■ **Activity**:
Search the entries below for "title" and copy each matching line.

■ **Records provided**:
+-------+
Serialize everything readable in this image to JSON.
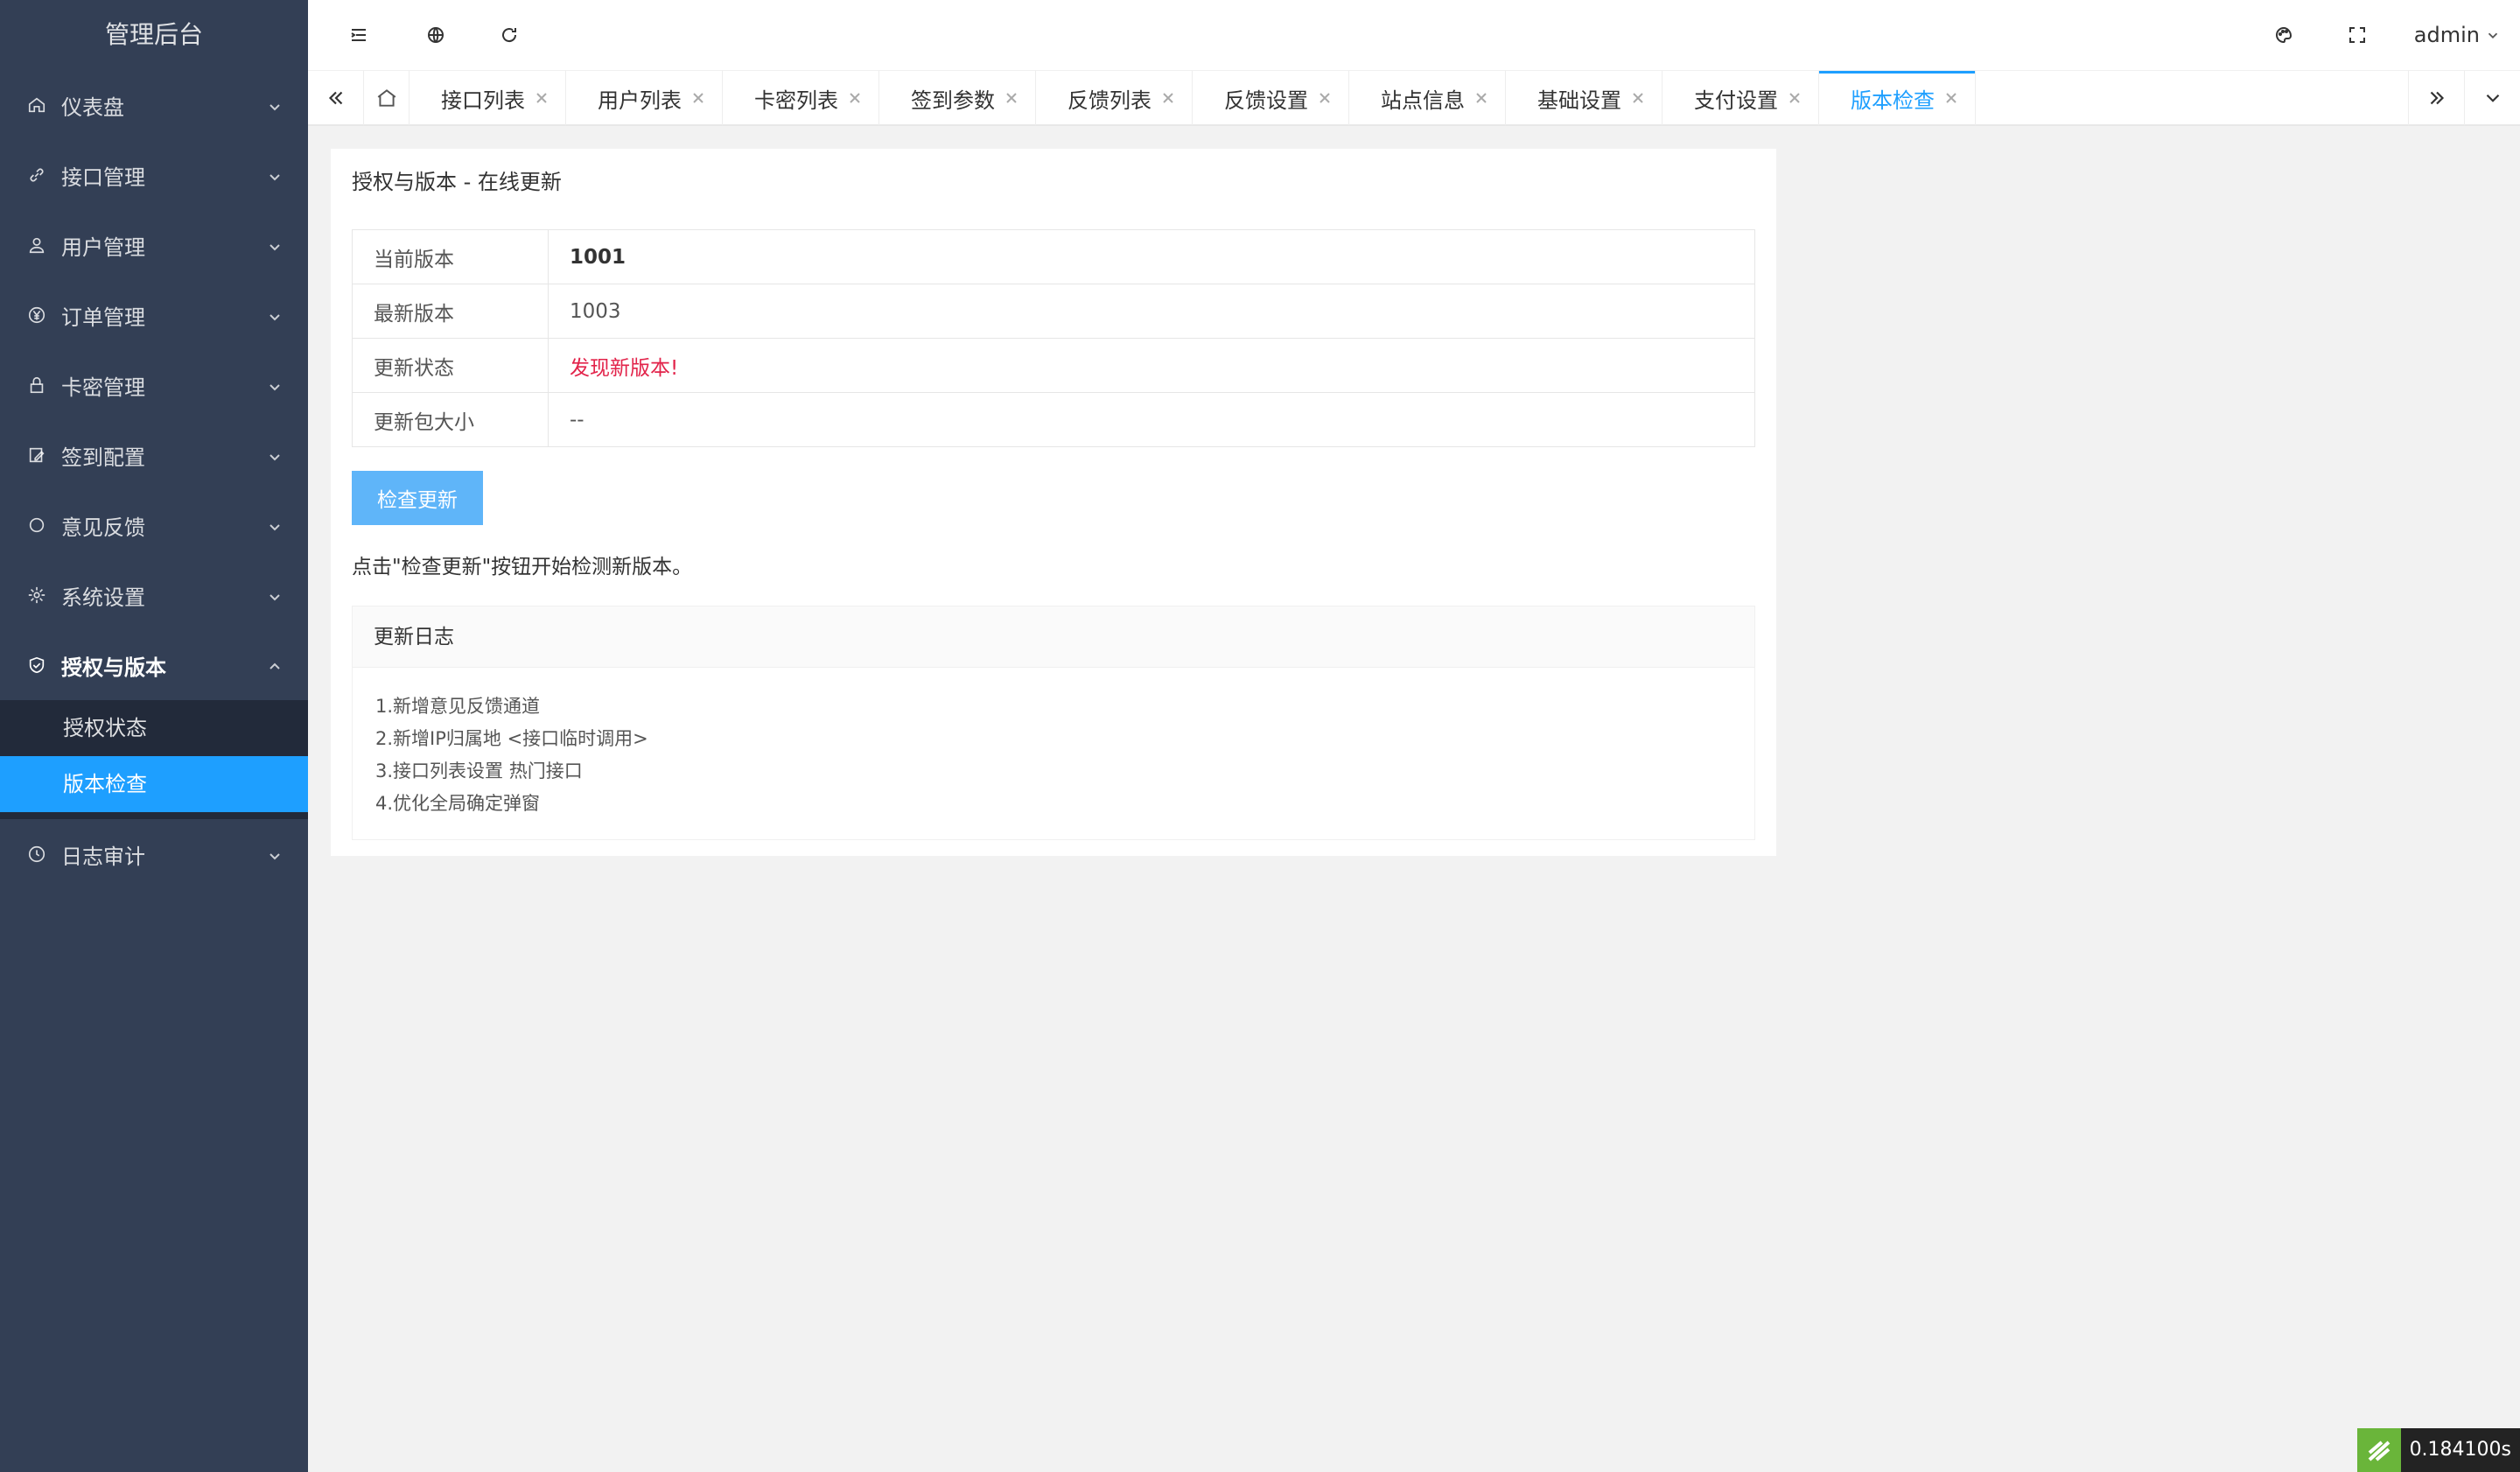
{
  "app": {
    "title": "管理后台"
  },
  "sidebar": {
    "items": [
      {
        "label": "仪表盘",
        "icon": "home-icon"
      },
      {
        "label": "接口管理",
        "icon": "link-icon"
      },
      {
        "label": "用户管理",
        "icon": "user-icon"
      },
      {
        "label": "订单管理",
        "icon": "yen-icon"
      },
      {
        "label": "卡密管理",
        "icon": "lock-icon"
      },
      {
        "label": "签到配置",
        "icon": "edit-icon"
      },
      {
        "label": "意见反馈",
        "icon": "circle-icon"
      },
      {
        "label": "系统设置",
        "icon": "gear-icon"
      },
      {
        "label": "授权与版本",
        "icon": "shield-icon",
        "submenu": [
          {
            "label": "授权状态"
          },
          {
            "label": "版本检查"
          }
        ]
      },
      {
        "label": "日志审计",
        "icon": "clock-icon"
      }
    ]
  },
  "header": {
    "user": "admin"
  },
  "tabs": [
    {
      "label": "接口列表"
    },
    {
      "label": "用户列表"
    },
    {
      "label": "卡密列表"
    },
    {
      "label": "签到参数"
    },
    {
      "label": "反馈列表"
    },
    {
      "label": "反馈设置"
    },
    {
      "label": "站点信息"
    },
    {
      "label": "基础设置"
    },
    {
      "label": "支付设置"
    },
    {
      "label": "版本检查"
    }
  ],
  "main": {
    "title": "授权与版本 - 在线更新",
    "rows": [
      {
        "key": "当前版本",
        "value": "1001"
      },
      {
        "key": "最新版本",
        "value": "1003"
      },
      {
        "key": "更新状态",
        "value": "发现新版本!"
      },
      {
        "key": "更新包大小",
        "value": "--"
      }
    ],
    "check_button": "检查更新",
    "tip": "点击\"检查更新\"按钮开始检测新版本。",
    "log": {
      "title": "更新日志",
      "lines": [
        "1.新增意见反馈通道",
        "2.新增IP归属地 <接口临时调用>",
        "3.接口列表设置 热门接口",
        "4.优化全局确定弹窗"
      ]
    }
  },
  "timer": {
    "text": "0.184100s"
  },
  "colors": {
    "sidebar": "#333f55",
    "accent": "#1e9fff",
    "button": "#5fb5f9",
    "alert": "#e2234a"
  }
}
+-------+
■ **Answer to this problem**:
    "title": "管理后台"
    "title": "授权与版本 - 在线更新",
      "title": "更新日志",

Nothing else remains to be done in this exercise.